New Delhi: Home Minister Amit Shah Friday blamed former prime minister Jawaharlal Nehru for the political problems and terrorism in Jammu and Kashmir, as he asserted in the Lok Sabha that Article 370 of the Constitution granting special status to the state is “temporary in nature” and “not permanent”.As the Lok Sabha gave its nod to extend President’s Rule in J and K for another six months beginning July 3 by approving a statutory resolution, Shah also said Assembly polls in the border state will be held in a free, fair and democratic manner once the Election Commission announces the schedule. Also Read – Ahead of Xi’s visit, China says Kashmir issue should be resolved bilaterally; drops UN referencesThe Lok Sabha also cleared the Jammu and Kashmir Reservation (Amendment) Bill, 2019, to replace an ordinance issued by the previous government. The approval for the resolution and the amendment bill was given by voice vote amid protests from the Congress and some opposition parties. The Bill was the first to be piloted by Shah as Home Minister. Replying to the debate on the statutory resolution seeking an extension of President’s Rule in the state, and the amendment bill, Shah asserted that the Modi government has ‘zero tolerance’ policy towards terrorism and its ideology is to ensure the protection of borders and make the country free of terrorism. Also Read – Rajnath Singh arrives for Rafale handover ceremony in FranceLaunching a blistering attack on Nehru and the Congress in his maiden speech as Home Minister in the lower house, Shah alleged that the policies of previous Congress governments widened the wedge between the people of the state and the country. “Today one-third of Kashmir is not with us. Who announced ceasefire when Pakistan encroached in Kashmir after independence and occupied one-third of its territory? The Congress members reacted sharply to this and Shah responded saying he would not take Nehru’s name but referred to him only as the first prime minister. The Home Minister said the present government adopted “zero tolerance” towards terrorism and people who try to divide the country have fear in their hearts, which will increase in the coming times. Shah took on the Congress after its member Manish Tewari alleged that the sense of alienation among the people of J&K has increased under the BJP government.

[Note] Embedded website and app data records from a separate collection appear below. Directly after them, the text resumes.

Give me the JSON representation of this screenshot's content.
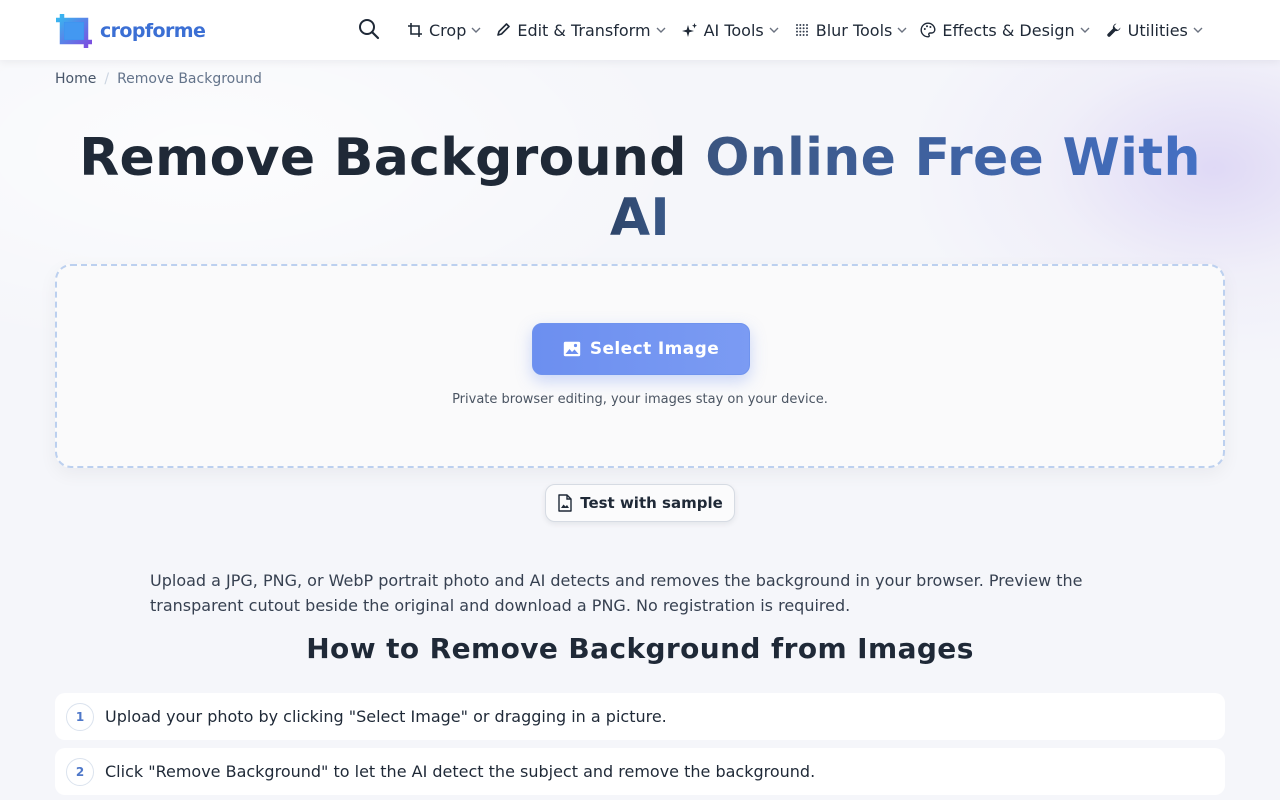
{
  "header": {
    "logo_text": "cropforme",
    "nav": [
      {
        "label": "Crop",
        "icon": "crop-icon"
      },
      {
        "label": "Edit & Transform",
        "icon": "pencil-icon"
      },
      {
        "label": "AI Tools",
        "icon": "sparkle-icon"
      },
      {
        "label": "Blur Tools",
        "icon": "blur-dots-icon"
      },
      {
        "label": "Effects & Design",
        "icon": "palette-icon"
      },
      {
        "label": "Utilities",
        "icon": "wrench-icon"
      }
    ]
  },
  "breadcrumb": {
    "home": "Home",
    "current": "Remove Background"
  },
  "title": {
    "part1": "Remove Background ",
    "part2": "Online Free With",
    "part3": "AI"
  },
  "dropzone": {
    "button_label": "Select Image",
    "privacy": "Private browser editing, your images stay on your device."
  },
  "sample_button": "Test with sample",
  "intro": "Upload a JPG, PNG, or WebP portrait photo and AI detects and removes the background in your browser. Preview the transparent cutout beside the original and download a PNG. No registration is required.",
  "how_to": {
    "heading": "How to Remove Background from Images",
    "steps": [
      {
        "num": "1",
        "text": "Upload your photo by clicking \"Select Image\" or dragging in a picture."
      },
      {
        "num": "2",
        "text": "Click \"Remove Background\" to let the AI detect the subject and remove the background."
      }
    ]
  },
  "colors": {
    "accent": "#6c8ff0",
    "logo": "#3b6fd4",
    "title_gradient_end": "#4470c4"
  }
}
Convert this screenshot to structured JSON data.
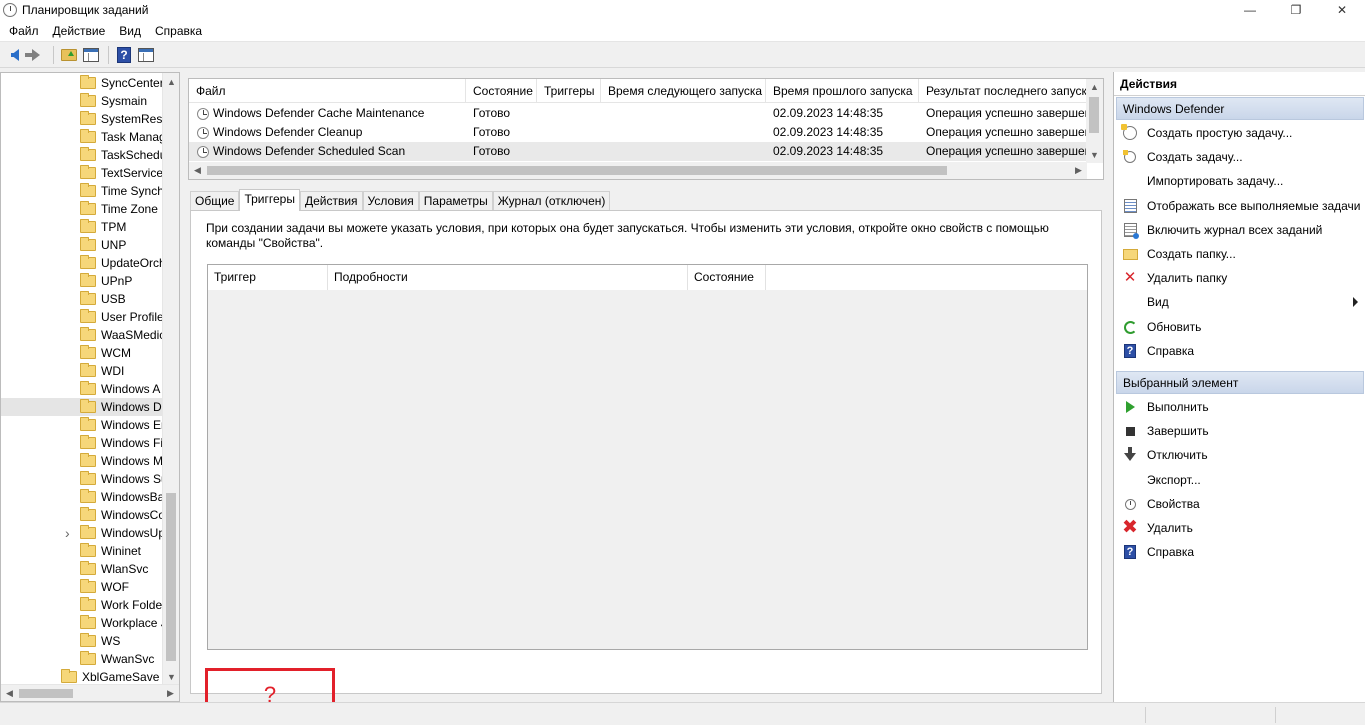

Nearly 40,000 people have fled the capital Mogadishu in recent weeks, bringing the total number of those displaced by the ongoing fighting since the end of last October to over 294,000, according to the UN refugee agency (UNHCR).Some 1,600 internally displaced persons (IDPs) who left their homes in the 1990s have been given 24 hours to vacate a compound of the Mogadishu polytechnical college where they have been living, but have not been provided with an alternative place to settle.The UN World Food Programme (WFP) and its partners have supplied monthly food rations to nearly 200,000 people along the corridor between Mogadishu and the near-by town of Afgooye, where many people have fled.The agency’s programme in the capital is now fully operational, providing 50,000 meals a day through its 10 kitchens to vulnerable people trapped in Mogadishu.Clashes between the Ethiopian and Transitional Federal Government (TFG) forces on one side and anti-Government elements on the other – both in Mogadishu and in other regions of the country – are contributing to a worsening of the security condition.In the capital, fighting erupted in areas where Ethiopian troops were conducting a house-to-house weapons search, while elsewhere, more than one dozen civilians lost their lives when a security operation was held in an area where thousands of IDPs sought refuge.The UN is particularly concerned about the rising number of incidents targeting humanitarian organizations, such as the kidnappings of staff, invasions and looting of non-governmental organization (NGO) facilities and warehouses.On his recent two-day mission to the Puntland region, the UN Humanitarian Coordinator in Somalia has stressed that safety guarantees are crucial for humanitarian workers, underscoring the key role of local authorities and communities in ensuring their safety.Last month, the Security Council called on all sides in Somalia to use peaceful means to consolidate peace in the country. In a statement, the 15-member body urged “all Somali parties to reject violence and… to enter into substantial dialogue aimed at achieving a full and all-inclusive national reconciliation.” 11 January 2008The United Nations is stepping up its efforts to help Somalis forced to flee their homes due to the violence engulfing the Horn of Africa nation, where security continues to deteriorate.